The big electricity consumers in all electric homes are …

It is great to go all electric in your home, but you also should look at reducing your electricity consumption. The main home-energy consumptions are heating/cooling, hot water, electronics, refrigerators, and so on see here for the list.


The Australian Council of Social Service has done a very good analysis that outlines how disadvantaged groups could strongly benefit from improving the efficiency and electrification of social housing and adding rooftop solar panels to the buildings.


The Great Barrier Reef is in mortal danger

We are worried, sad and angry about this global coral bleaching event, which happened in April.

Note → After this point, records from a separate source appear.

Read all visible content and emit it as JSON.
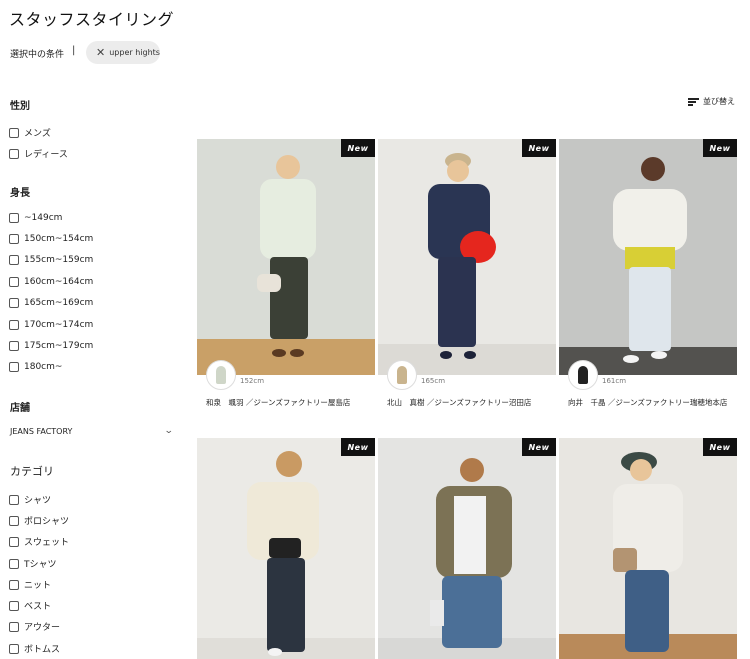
{
  "page": {
    "title": "スタッフスタイリング"
  },
  "conditions": {
    "label": "選択中の条件",
    "separator": "|",
    "chip_label": "upper hights",
    "chip_close_icon": "close-icon"
  },
  "filters": {
    "gender": {
      "heading": "性別",
      "options": [
        "メンズ",
        "レディース"
      ]
    },
    "height": {
      "heading": "身長",
      "options": [
        "~149cm",
        "150cm~154cm",
        "155cm~159cm",
        "160cm~164cm",
        "165cm~169cm",
        "170cm~174cm",
        "175cm~179cm",
        "180cm~"
      ]
    },
    "shop": {
      "heading": "店舗",
      "selected": "JEANS FACTORY",
      "icon": "chevron-down-icon"
    },
    "category": {
      "heading": "カテゴリ",
      "options": [
        "シャツ",
        "ポロシャツ",
        "スウェット",
        "Tシャツ",
        "ニット",
        "ベスト",
        "アウター",
        "ボトムス"
      ]
    }
  },
  "sort": {
    "label": "並び替え",
    "icon": "sort-icon"
  },
  "badge_label": "New",
  "cards": [
    {
      "height": "152cm",
      "staff": "和泉　颯羽 ／ジーンズファクトリー屋島店",
      "colors": {
        "bg": "#d9dcd6",
        "floor": "#c9a067",
        "top": "#e6ede0",
        "bottom": "#3b4036"
      }
    },
    {
      "height": "165cm",
      "staff": "北山　真樹 ／ジーンズファクトリー沼田店",
      "colors": {
        "bg": "#e9e8e4",
        "floor": "#dcdad5",
        "top": "#2a3553",
        "bottom": "#2b3350"
      }
    },
    {
      "height": "161cm",
      "staff": "向井　千晶 ／ジーンズファクトリー瑞穂地本店",
      "colors": {
        "bg": "#c5c6c4",
        "floor": "#53524f",
        "top": "#f1f0ea",
        "bottom": "#dfe6ec"
      }
    },
    {
      "height": "",
      "staff": "",
      "colors": {
        "bg": "#ebeae6",
        "floor": "#e0ded9",
        "top": "#efe9d8",
        "bottom": "#2c3440"
      }
    },
    {
      "height": "",
      "staff": "",
      "colors": {
        "bg": "#e4e4e2",
        "floor": "#d8d8d6",
        "top": "#7c7255",
        "bottom": "#4b6f97"
      }
    },
    {
      "height": "",
      "staff": "",
      "colors": {
        "bg": "#e8e6e1",
        "floor": "#b98a5a",
        "top": "#efede8",
        "bottom": "#3f5f86"
      }
    }
  ]
}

It was only the fourth one ever declared by America’s National Oceanic and Atmospheric Administration (NOAA). As this Australia Institute video explains, the government is exacerbating the problem by delaying improvements to the Environmental Protection and Biodiversity Act.


Nature’s Blueprint: The Transformative Impact of biophilic design

Since the term biophilic design was coined in 1984, the benefits of emulating nature in design has become increasingly widely recognised. The health benefits of adopting these practices in urban landscape design are well established. This is a practice we need to adopt much more in the City of Port Phillip as we increase our tree canopy to combat climate change. Learn more


And the climate demons are …

Recent research has identified just 57 major oil, gas, coal and cement producers that are directly linked to 80% of the world’s global fossil-fuel CO2 emissions since the signing of the 2016 Paris climate agreement. As you may have guessed, ExxonMobil tops the list, but a surprising number of state-owned organisations also feature prominently. For details


We must add the Australian Federal Government to this list of climate demons on the strength of their new gas strategy, which is a total denial of climate science, economics and good sense. Watch this video for a good explanation of its problems. Josh Burns, our local Federal Labor MP for Macnamara, is talking about the stupidity of this strategy. There is also a good podcast explaining the concerns.


Mass timber – a new wonder material, but not if this bridge is the example!

Mass timber is made by gluing wooden sticks together in various ways to make posts, beams and panels that are stronger and lighter, but bulkier, than steel. Plywood is an early example. It can be a great renewable, carbon-negative alternative to reinforced concrete for buildings and other infrastructure. However, we need to properly consider its structural properties, which is something they did not do with this mass timber and steel bridge, which collapsed in 2022.


And for a bit of fun…

If you have a spare 15 minutes, watch this video for a humorous analysis of the largely illogical public resistance to wind farms.